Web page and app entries
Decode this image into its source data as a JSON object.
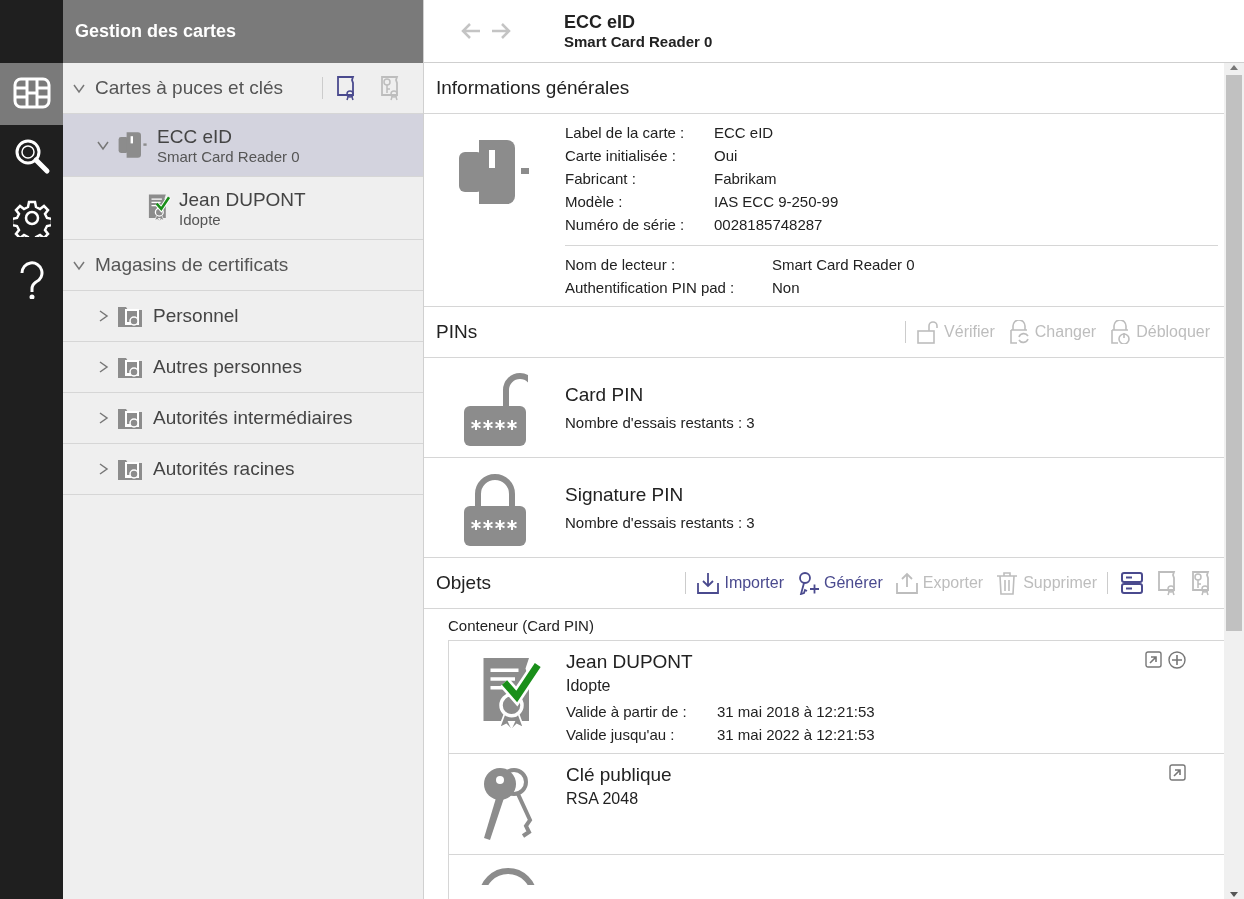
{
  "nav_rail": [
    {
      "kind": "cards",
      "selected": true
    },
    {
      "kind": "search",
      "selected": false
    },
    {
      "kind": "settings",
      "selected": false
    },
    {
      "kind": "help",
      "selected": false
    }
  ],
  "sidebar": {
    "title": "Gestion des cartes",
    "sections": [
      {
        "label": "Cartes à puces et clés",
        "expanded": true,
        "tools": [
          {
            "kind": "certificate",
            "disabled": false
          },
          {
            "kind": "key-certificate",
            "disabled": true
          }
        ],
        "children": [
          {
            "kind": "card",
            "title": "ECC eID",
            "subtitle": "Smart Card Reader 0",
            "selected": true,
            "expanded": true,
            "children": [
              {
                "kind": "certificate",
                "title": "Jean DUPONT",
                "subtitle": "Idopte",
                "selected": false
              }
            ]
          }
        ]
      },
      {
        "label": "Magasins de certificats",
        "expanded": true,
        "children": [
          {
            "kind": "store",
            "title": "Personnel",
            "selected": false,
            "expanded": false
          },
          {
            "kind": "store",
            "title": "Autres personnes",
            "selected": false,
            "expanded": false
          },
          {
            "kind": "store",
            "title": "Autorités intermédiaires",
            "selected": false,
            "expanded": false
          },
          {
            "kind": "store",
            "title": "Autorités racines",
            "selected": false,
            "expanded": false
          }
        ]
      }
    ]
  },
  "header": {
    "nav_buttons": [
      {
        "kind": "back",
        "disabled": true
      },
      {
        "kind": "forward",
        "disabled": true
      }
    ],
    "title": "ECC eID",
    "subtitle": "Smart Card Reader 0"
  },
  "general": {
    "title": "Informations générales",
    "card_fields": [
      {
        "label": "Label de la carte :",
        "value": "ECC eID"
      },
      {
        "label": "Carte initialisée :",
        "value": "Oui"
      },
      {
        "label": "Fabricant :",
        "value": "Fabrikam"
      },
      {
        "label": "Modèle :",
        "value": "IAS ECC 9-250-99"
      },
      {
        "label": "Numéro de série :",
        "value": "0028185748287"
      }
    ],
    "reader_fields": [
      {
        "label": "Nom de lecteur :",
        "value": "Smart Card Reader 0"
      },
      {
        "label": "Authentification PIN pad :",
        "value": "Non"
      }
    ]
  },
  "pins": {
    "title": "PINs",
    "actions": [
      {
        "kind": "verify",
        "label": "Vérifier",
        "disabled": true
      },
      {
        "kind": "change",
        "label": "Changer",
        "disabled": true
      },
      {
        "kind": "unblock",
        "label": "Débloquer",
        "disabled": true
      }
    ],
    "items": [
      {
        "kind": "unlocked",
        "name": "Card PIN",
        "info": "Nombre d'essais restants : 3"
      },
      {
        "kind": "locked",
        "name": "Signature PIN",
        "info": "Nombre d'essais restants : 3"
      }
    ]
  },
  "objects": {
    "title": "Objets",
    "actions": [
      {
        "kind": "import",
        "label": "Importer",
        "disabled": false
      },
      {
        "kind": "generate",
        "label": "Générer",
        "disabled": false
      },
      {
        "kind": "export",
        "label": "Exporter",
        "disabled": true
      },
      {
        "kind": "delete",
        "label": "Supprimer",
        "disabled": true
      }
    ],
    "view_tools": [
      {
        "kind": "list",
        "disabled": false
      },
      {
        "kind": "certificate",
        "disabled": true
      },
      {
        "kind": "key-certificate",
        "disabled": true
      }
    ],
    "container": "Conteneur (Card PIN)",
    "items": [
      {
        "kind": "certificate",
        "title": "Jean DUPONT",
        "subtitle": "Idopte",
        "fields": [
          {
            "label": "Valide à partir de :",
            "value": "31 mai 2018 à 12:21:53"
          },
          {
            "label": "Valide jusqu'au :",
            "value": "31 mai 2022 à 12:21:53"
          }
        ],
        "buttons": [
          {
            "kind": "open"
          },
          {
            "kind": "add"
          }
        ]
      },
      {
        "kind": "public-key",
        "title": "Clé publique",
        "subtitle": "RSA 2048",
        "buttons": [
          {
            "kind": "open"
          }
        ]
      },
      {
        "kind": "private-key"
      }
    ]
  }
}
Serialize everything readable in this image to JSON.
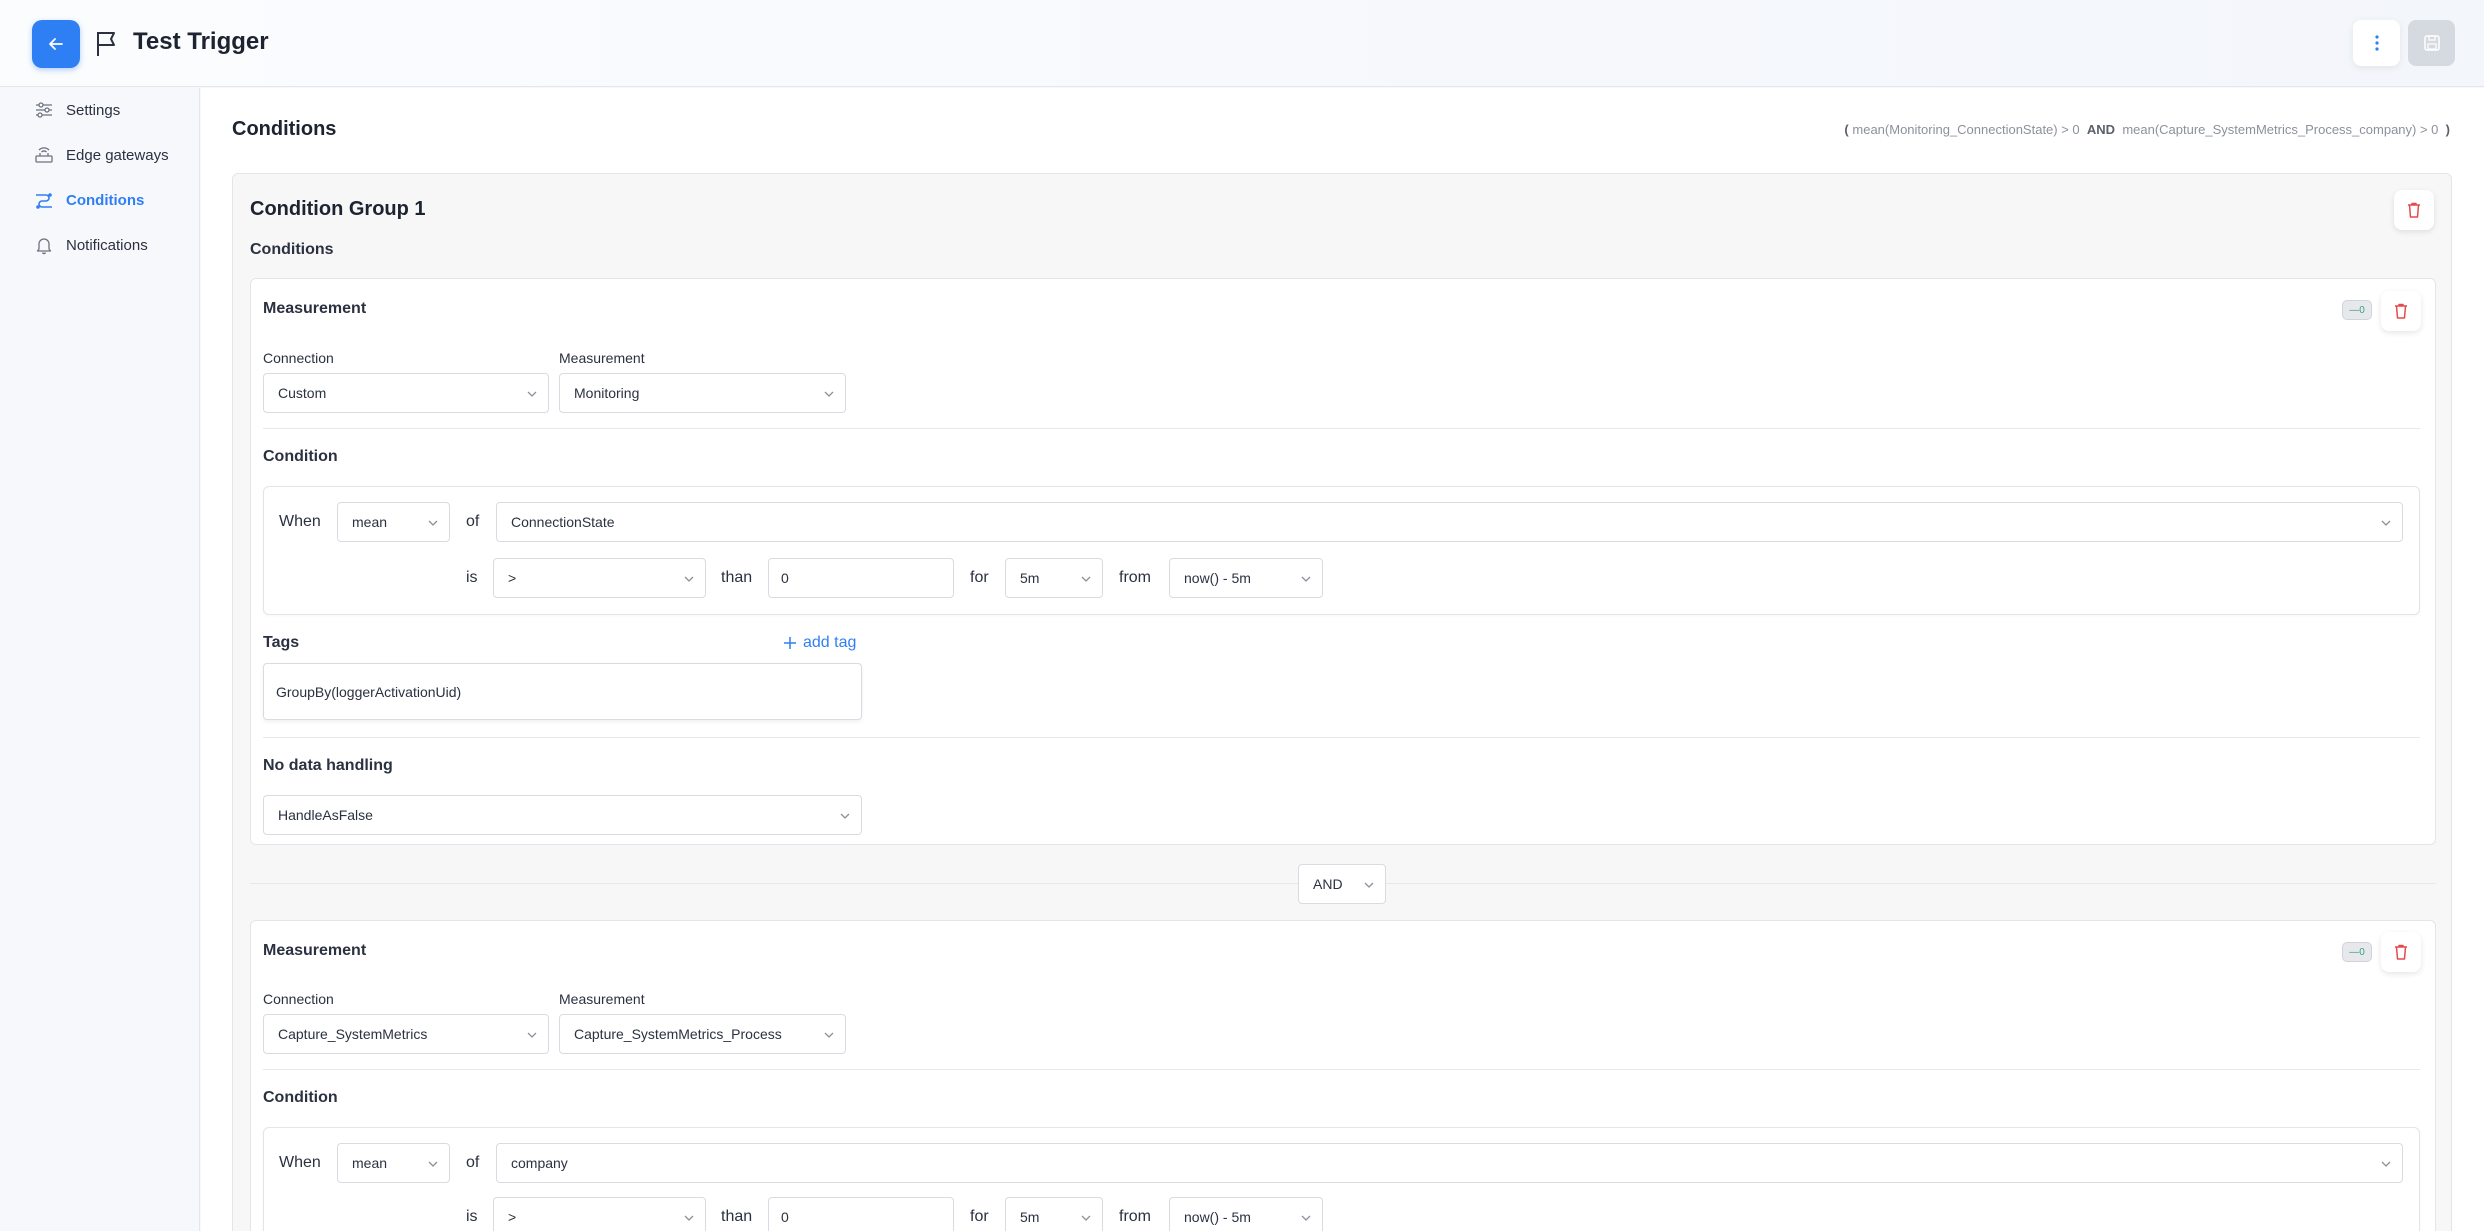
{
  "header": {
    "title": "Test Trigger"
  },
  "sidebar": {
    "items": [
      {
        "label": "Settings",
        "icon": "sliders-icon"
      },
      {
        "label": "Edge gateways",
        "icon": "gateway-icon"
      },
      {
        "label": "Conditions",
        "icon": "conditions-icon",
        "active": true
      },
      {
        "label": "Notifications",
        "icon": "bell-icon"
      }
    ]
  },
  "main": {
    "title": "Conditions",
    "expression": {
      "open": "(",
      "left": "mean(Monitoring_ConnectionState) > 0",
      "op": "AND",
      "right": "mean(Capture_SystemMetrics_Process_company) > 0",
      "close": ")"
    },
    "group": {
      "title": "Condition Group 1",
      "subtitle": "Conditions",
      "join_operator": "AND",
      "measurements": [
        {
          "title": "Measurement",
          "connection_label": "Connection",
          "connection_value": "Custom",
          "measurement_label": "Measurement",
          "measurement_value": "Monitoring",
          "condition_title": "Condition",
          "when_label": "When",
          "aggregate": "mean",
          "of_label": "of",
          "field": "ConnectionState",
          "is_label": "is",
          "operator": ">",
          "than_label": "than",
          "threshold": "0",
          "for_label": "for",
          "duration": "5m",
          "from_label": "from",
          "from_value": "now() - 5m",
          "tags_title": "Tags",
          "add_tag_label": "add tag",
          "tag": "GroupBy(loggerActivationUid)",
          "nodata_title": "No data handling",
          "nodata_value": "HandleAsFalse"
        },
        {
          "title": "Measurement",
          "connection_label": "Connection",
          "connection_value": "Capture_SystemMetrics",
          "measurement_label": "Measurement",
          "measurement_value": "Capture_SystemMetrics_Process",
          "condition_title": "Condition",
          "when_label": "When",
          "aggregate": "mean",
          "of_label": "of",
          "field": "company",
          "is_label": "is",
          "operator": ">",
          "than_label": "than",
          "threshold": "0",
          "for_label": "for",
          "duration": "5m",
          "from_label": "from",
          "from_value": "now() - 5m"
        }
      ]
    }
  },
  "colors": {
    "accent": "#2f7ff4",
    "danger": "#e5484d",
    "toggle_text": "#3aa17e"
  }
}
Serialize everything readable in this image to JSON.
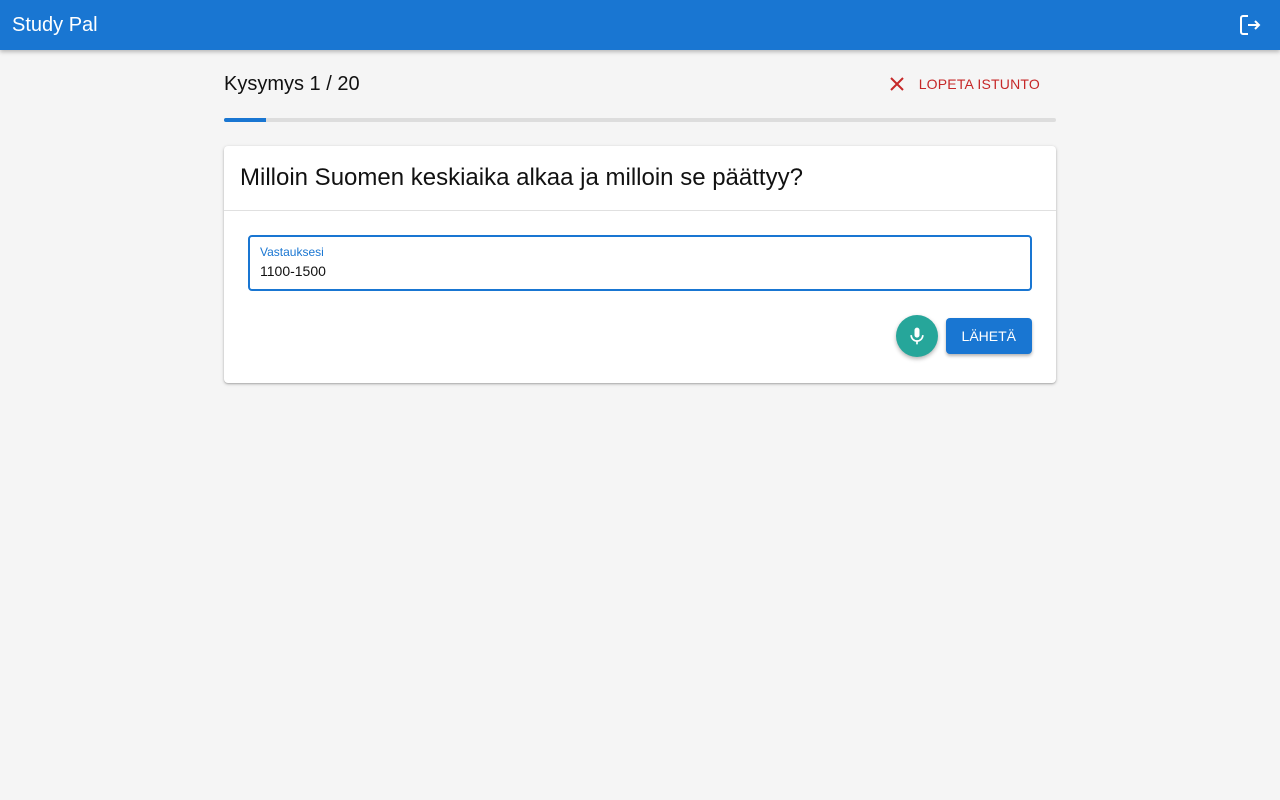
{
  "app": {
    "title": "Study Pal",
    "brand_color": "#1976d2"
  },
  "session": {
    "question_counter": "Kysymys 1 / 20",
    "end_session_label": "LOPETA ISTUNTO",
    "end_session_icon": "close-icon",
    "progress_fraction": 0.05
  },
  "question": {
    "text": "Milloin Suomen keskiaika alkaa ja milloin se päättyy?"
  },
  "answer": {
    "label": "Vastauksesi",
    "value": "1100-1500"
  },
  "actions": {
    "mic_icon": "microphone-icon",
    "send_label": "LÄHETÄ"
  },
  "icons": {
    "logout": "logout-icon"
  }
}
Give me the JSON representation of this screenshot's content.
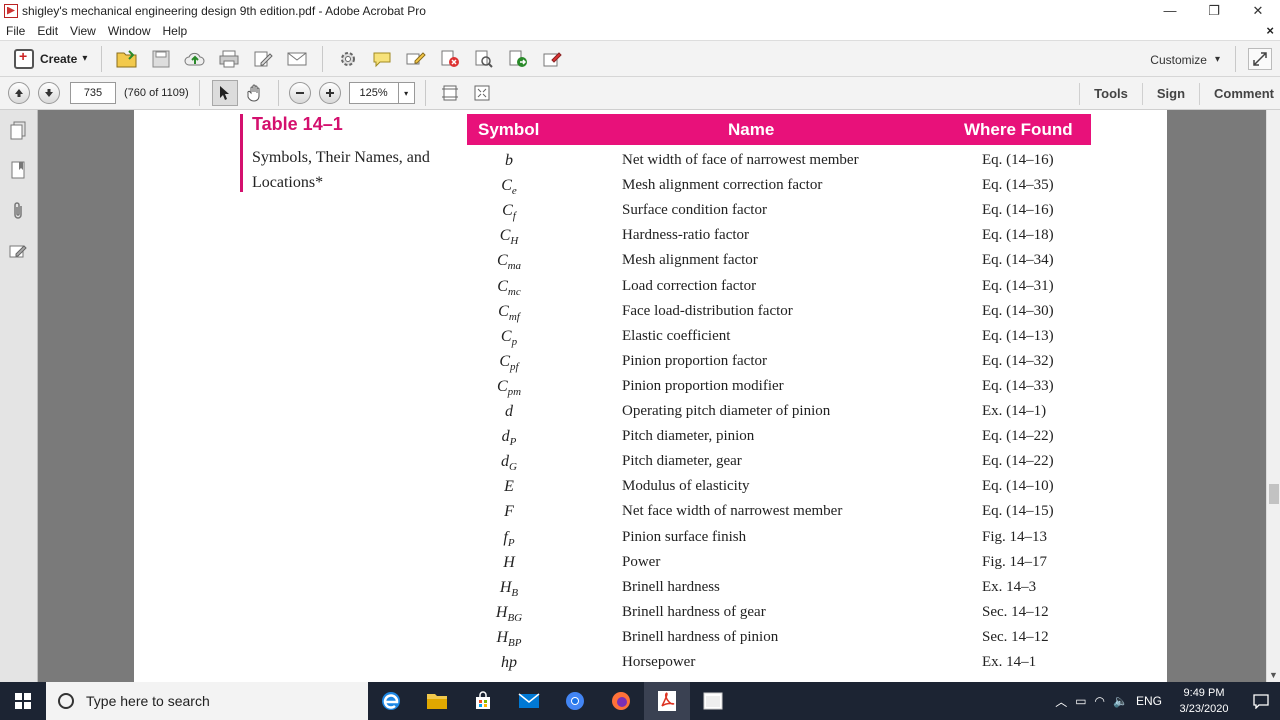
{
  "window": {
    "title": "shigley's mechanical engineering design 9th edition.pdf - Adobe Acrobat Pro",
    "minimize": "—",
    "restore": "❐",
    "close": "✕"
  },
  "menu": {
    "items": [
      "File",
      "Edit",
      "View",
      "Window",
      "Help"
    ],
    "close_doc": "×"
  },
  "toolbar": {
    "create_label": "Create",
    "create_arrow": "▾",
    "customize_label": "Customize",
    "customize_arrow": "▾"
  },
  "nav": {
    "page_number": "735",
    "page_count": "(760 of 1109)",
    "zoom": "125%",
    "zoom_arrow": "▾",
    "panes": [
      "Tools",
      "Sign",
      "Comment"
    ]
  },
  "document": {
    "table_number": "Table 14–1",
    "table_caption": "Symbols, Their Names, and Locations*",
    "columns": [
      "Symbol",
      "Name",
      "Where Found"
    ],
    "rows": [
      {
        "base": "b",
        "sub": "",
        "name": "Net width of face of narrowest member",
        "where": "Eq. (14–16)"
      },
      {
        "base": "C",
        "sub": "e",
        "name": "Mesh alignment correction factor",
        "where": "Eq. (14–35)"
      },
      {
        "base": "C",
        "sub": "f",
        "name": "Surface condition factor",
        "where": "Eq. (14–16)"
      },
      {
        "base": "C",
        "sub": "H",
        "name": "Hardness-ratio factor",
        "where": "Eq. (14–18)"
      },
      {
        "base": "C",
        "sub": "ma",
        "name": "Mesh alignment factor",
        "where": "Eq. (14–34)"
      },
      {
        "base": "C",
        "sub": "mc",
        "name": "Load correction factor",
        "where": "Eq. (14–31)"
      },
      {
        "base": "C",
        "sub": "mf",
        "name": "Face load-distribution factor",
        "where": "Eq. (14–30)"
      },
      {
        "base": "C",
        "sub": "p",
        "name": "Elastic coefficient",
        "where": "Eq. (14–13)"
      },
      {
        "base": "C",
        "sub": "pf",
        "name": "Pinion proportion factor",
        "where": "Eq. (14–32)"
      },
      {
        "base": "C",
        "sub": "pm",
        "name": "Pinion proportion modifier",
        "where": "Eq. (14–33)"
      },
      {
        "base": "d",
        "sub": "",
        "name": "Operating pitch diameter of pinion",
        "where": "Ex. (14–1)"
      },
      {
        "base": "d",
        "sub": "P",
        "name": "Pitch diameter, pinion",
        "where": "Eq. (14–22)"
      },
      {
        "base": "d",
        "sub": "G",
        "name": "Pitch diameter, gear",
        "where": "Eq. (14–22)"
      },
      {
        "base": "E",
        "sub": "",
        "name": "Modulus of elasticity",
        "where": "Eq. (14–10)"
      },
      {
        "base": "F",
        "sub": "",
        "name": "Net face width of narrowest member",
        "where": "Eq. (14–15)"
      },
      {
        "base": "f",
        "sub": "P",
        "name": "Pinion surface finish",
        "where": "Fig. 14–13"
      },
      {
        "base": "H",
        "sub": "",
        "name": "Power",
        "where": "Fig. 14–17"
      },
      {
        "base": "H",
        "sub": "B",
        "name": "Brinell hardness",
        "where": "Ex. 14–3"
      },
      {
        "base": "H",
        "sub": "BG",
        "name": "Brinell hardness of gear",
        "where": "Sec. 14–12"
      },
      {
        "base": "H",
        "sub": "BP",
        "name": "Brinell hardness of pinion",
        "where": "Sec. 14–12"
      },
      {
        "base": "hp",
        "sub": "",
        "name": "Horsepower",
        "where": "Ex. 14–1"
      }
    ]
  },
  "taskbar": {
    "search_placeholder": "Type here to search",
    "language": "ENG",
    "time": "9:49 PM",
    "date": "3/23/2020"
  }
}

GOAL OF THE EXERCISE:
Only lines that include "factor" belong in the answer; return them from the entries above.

ANSWER TO THIS TASK:
        "name": "Mesh alignment correction factor",
        "name": "Surface condition factor",
        "name": "Hardness-ratio factor",
        "name": "Mesh alignment factor",
        "name": "Load correction factor",
        "name": "Face load-distribution factor",
        "name": "Pinion proportion factor",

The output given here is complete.